Feeds

iTunes store Kama Sutra gives Apple warm cheeks

It's an untenable position, you big lingamheads

The Power of One Infographic

Apple has rejected an e-book reader from the iTunes store on the grounds that users might download a copy of the Kama Sutra - despite the same content being available in half a dozen other applications including Safari.

Eucalyptus is an app that downloads content from Project Gutenberg, and presents it with a pretty interface for reading. However, Apple has rejected it twice, citing a Victorian text-only translation of the Kama Sutra as inappropriate content even though Stanza and various other e-book readers feature illustrated versions of the same text.

Inconsistent app policies coming out of Cupertino are hardly news these days, but Eucalyptus is an extreme example. It's hard to imagine Apple treating Amazon in the same way despite the fact that Amazon's Kindle application provides access to 19 versions of the book of love, including one that proudly proclaims "With Pictures of Sex Positions", and 14 of which are based on the Victorian text cited by Apple in rejecting Eucalyptus.

Apple has amazing form here, too. Eucalyptus' author presented the app three times while explaining the source of the text, only to have two rejections returned with screenshots showing passages which could offend gentle iPhone users:

When a man wishes to enlarge his lingam, he should rub it with the bristles of certain insects that live in the trees, and then, after rubbing it for ten nights with the oils he should rub it with the bristles as before.

Pretty steamy stuff - why would anyone bother with YouPorn when there's content like that available on the iPhone?

In a desperate attempt to appease Cupertino, the author has now resubmitted Eucalyptus with a specific block to prevent that particular smut being read using the app.
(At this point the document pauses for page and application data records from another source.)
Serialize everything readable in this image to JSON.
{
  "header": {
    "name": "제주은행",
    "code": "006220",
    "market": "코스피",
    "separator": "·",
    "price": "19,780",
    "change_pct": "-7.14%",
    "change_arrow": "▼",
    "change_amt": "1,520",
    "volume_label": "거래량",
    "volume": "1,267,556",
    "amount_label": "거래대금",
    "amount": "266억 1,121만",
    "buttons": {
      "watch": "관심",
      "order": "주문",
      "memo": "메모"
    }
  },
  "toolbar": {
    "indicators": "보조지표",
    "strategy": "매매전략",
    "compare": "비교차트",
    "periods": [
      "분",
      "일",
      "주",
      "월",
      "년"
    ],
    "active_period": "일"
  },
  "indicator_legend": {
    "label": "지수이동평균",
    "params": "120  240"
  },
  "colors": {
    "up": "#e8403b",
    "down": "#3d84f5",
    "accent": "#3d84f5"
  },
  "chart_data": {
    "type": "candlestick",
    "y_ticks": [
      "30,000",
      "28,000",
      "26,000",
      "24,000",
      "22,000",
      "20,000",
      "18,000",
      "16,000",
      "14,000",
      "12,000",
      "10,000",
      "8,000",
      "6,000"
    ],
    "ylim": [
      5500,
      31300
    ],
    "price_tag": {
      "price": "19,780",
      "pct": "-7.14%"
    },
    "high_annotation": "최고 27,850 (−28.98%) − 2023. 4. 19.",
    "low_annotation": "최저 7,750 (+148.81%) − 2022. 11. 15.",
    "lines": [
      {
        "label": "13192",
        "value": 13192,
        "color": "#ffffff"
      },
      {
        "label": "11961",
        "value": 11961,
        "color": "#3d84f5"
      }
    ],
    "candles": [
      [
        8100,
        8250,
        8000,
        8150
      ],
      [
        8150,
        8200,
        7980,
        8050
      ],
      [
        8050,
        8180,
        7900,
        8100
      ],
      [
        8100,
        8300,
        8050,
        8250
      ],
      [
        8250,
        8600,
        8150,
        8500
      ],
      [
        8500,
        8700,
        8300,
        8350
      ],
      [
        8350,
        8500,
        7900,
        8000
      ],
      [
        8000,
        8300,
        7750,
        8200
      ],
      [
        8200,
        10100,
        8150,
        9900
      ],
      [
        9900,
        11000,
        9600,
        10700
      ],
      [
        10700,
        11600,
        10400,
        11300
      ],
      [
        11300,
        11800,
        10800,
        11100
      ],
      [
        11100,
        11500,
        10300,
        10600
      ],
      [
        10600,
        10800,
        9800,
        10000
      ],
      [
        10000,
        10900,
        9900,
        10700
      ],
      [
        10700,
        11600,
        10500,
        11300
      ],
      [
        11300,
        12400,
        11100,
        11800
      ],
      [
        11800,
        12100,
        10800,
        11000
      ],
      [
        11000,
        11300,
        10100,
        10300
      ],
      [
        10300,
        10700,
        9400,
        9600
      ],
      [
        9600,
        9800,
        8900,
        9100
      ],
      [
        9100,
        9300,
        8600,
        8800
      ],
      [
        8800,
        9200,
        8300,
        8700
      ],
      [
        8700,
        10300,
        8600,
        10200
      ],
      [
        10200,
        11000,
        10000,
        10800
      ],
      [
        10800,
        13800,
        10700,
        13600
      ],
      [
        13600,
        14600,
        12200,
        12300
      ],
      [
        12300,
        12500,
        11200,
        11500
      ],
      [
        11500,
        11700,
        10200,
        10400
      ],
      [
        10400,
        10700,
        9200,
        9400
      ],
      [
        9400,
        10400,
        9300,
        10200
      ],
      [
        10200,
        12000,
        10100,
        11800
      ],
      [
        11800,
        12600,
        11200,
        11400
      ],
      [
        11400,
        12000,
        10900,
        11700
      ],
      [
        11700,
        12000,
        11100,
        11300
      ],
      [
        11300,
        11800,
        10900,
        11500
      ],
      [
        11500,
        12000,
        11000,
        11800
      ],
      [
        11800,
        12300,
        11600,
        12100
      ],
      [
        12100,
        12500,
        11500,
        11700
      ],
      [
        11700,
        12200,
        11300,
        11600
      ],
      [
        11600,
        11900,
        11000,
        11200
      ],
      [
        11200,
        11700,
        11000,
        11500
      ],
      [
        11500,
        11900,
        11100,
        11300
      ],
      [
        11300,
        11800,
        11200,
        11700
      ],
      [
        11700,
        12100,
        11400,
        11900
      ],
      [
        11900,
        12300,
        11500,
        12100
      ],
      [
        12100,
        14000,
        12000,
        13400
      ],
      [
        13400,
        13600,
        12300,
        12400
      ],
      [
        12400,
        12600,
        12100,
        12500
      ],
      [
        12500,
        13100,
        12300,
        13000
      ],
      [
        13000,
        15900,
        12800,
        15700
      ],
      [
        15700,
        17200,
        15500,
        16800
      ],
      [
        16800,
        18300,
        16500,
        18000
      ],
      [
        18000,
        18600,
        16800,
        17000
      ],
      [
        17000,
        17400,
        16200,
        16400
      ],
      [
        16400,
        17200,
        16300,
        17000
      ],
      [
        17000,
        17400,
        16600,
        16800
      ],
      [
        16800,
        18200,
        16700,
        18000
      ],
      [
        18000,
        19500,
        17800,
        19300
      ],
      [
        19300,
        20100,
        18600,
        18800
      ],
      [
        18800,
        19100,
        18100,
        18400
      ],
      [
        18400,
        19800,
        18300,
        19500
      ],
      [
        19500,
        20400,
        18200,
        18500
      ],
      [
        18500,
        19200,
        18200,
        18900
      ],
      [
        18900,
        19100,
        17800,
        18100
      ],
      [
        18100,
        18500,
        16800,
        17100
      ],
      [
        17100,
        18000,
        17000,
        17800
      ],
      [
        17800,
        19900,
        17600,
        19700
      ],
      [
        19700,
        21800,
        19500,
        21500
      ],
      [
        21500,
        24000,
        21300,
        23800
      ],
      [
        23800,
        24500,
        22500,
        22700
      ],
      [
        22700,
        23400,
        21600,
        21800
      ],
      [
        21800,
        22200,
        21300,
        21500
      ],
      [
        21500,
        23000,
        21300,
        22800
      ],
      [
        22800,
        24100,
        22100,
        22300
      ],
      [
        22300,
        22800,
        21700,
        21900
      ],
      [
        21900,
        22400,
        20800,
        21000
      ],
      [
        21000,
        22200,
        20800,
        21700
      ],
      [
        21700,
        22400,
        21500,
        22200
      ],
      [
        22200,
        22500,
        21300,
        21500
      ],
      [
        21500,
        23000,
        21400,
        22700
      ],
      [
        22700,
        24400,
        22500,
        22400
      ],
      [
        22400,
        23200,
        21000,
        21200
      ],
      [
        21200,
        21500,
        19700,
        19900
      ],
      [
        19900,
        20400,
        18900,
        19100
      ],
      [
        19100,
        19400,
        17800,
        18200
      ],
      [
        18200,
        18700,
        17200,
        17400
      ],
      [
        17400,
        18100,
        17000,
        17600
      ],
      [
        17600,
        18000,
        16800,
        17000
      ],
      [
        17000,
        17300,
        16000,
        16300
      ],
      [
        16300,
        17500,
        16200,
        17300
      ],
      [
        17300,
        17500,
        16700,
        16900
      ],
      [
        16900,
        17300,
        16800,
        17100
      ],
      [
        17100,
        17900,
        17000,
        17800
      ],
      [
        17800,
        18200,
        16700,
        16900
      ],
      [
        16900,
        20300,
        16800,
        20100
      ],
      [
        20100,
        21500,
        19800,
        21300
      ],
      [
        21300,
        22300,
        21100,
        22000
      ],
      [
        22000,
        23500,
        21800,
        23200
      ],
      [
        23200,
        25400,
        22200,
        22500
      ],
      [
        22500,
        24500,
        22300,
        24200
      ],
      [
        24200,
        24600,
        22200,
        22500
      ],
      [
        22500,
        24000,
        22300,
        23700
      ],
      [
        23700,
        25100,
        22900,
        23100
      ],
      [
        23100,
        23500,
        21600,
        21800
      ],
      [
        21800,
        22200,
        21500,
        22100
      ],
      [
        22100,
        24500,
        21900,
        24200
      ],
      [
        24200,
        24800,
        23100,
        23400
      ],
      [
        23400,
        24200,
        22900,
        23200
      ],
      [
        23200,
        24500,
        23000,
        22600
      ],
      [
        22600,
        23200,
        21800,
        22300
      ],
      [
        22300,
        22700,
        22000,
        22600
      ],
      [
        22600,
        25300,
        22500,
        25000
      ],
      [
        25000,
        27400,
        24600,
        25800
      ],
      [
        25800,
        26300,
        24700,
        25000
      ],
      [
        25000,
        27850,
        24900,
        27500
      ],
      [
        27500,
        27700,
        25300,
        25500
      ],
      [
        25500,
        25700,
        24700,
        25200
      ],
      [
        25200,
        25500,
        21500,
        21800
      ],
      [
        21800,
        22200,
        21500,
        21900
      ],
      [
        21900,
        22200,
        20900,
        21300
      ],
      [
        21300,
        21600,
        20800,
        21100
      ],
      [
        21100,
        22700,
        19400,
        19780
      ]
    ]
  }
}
If that fails, perhaps some Street View style genital-reference-blurring tech solution is in order? ®

The Power of One eBook: Top reasons to choose HP BladeSystem

More from The Register

next story
Major problems beset UK ISP filth filters: But it's OK, nobody uses them
It's almost as though pr0n was actually rather popular
Google Nest, ARM, Samsung pull out Thread to strangle ZigBee
But there's a flaw in Google's IP-based IoT system
Orange spent weekend spamming customers with TXTs
Zero, not infinity, is the Magic Number customers want
US freemium mobile network eyes up Europe
FreedomPop touts 'free' calls, texts and data
Apple orders huge MOUNTAIN of 80 MILLION 'Air' iPhone 6s
Bigger, harder trouser bulges foretold for fanbois
'Two-speed internet' storm turns FCC.gov into zero-speed website
Deadline for comments on net neutrality shake-up extended to Friday
NBN Co execs: No FTTN product until 2015
Faster? Not yet. Cheaper? No data
Oh girl, you jus' didn't: Level 3 slaps Verizon in Netflix throttle blowup
Just hook us up to more 10Gbps ports, backbone biz yells in tit-for-tat spat
prev story

Whitepapers

Reducing security risks from open source software
Follow a few strategies and your organization can gain the full benefits of open source and the cloud without compromising the security of your applications.
Consolidation: The Foundation for IT Business Transformation
In this whitepaper learn how effective consolidation of IT and business resources can enable multiple, meaningful business benefits.
Application security programs and practises
Follow a few strategies and your organization can gain the full benefits of open source and the cloud without compromising the security of your applications.
Boost IT visibility and business value
How building a great service catalog relieves pressure points and demonstrates the value of IT service management.
Consolidation: the foundation for IT and business transformation
In this whitepaper learn how effective consolidation of IT and business resources can enable multiple, meaningful business benefits.